Carbon capture has been touted as an answer to cutting down carbon emissions and mitigating climate change – but is it all it seems?
According to research from Radboud University, most carbon capture methods do not align with the goals of the Paris Agreement and can actually lead to an increase in emissions.
Many carbon capture technologies take the captured carbon and use it to produce chemicals, however lead author of the study Kiane De Kleijne said: “The involved chemical processes also use energy and that captured carbon is often emitted soon after it has been used in a product.”
The study concludes that some technologies simply don’t reduce emissions enough to meet the Paris Agreement aims and others that could won’t be ready for the market in time.

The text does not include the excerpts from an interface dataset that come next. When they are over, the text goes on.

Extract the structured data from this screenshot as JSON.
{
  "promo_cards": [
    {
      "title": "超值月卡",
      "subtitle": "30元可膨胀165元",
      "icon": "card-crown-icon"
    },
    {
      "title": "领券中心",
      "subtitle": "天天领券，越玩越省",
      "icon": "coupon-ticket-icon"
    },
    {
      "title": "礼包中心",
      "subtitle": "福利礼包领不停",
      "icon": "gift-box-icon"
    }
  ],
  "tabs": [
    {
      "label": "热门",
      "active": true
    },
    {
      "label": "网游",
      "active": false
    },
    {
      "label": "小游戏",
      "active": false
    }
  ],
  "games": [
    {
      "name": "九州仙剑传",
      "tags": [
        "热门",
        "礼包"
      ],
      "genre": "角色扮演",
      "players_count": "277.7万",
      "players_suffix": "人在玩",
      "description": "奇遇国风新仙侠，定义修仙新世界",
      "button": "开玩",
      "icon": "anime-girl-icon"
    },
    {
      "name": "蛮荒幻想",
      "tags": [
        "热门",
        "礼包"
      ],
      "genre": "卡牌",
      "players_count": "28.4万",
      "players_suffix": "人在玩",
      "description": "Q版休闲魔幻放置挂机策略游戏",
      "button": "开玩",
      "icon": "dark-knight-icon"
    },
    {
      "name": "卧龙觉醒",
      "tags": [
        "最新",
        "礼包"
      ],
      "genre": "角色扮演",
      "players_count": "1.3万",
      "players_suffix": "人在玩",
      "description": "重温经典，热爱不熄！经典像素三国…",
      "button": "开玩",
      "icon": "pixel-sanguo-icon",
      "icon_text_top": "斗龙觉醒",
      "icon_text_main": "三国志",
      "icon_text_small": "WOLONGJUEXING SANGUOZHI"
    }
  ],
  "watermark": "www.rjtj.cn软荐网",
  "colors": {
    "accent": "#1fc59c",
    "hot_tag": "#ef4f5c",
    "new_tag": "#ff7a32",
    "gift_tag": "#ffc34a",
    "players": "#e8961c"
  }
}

Due to the process it can take to use the captured carbon in other industries or manufacturing, much of the accessible technologies on the market can actually increase emission output.
De Kleijne continued: “The idea here is that you produce products with reused carbon instead of using virgin materials, which may result in a net reduction of emissions.
“Money is still being spent on carbon capture methods that will come too late or inherently will not be able to reduce emissions enough to contribute to the Paris goals.”